Made for a measly ￥3 million (approximately RM110,000) with a cast of unknowns and newcomers, it’s easy to dismiss that Shinichiro Ueda’s One Cut of the Dead is nothing more than a bargain-basement type of cheap genre movie.
But here’s the thing, One Cut of the Dead turns out to be one of the best zombie movies ever made in recent memory. No wonder the movie has been receiving nothing but glowing reviews when it first played at a small arthouse cinema in Japan in November last year. Thanks to positive word-of-mouth and subsequent wide exposure in various film festivals, One Cut of the Dead has since become a critical favourite and a surprise hit at the Japanese box office, reportedly making more than 250 times its budget!
The story follows a film crew led by director Higurashi (Takayuki Hamatsu), as they set out to shoot a low-budget zombie movie in an abandoned WWII facility. However, things took an unexpected turn when… well, this is the kind of movie where the less you know the better.

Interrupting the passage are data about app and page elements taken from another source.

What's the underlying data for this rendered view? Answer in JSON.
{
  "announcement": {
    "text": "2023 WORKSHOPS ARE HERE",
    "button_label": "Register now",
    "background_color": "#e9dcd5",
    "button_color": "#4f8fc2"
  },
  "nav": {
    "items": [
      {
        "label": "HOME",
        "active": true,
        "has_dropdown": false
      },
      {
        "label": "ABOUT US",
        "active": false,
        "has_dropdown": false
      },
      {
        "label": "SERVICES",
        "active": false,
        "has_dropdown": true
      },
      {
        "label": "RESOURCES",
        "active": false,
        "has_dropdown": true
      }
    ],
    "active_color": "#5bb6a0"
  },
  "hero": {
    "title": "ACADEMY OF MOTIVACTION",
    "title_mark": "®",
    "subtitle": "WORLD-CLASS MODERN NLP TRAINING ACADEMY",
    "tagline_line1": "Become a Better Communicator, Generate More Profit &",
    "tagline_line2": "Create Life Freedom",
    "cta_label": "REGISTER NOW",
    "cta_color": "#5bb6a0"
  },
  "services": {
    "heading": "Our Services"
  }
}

Most of the hype surrounding One Cut of the Dead is the 37-minute opening scene shot entirely on an unbroken, single take. No doubt a great technical achievement while Uera also successfully meshed the zombie genre with a great deal of horror, comedy and suspense that feels both fresh and wildly entertaining at the same time. And despite its minuscule budget, the movie features a remarkable use of old-school practical effects and Uera never shy away when comes to displaying copious amounts of blood, gore and violence in a gleeful fashion.
While the second act does sag in the middle to give way for both story and characters development, One Cut of the Dead manages to pick up the pace in the climactic third act. This is where the movie impresses me the most, even better than the heavily-hyped opening 37-minute single-take sequence. Here, Ueda had a field day mocking and satirising the gruelling process of shooting a low-budget movie. Those who worked in a production before would find this movie relatable enough as Ueda explored everything from tight deadline to egos and behind-the-scene mishaps to gamely hilarious effect.
The cast delivers excellent performances all around, with Takayuki Hamatsu and Harumi Shuhama particularly stole most of the show as the dedicated director and the director’s makeup artist wife, Nao.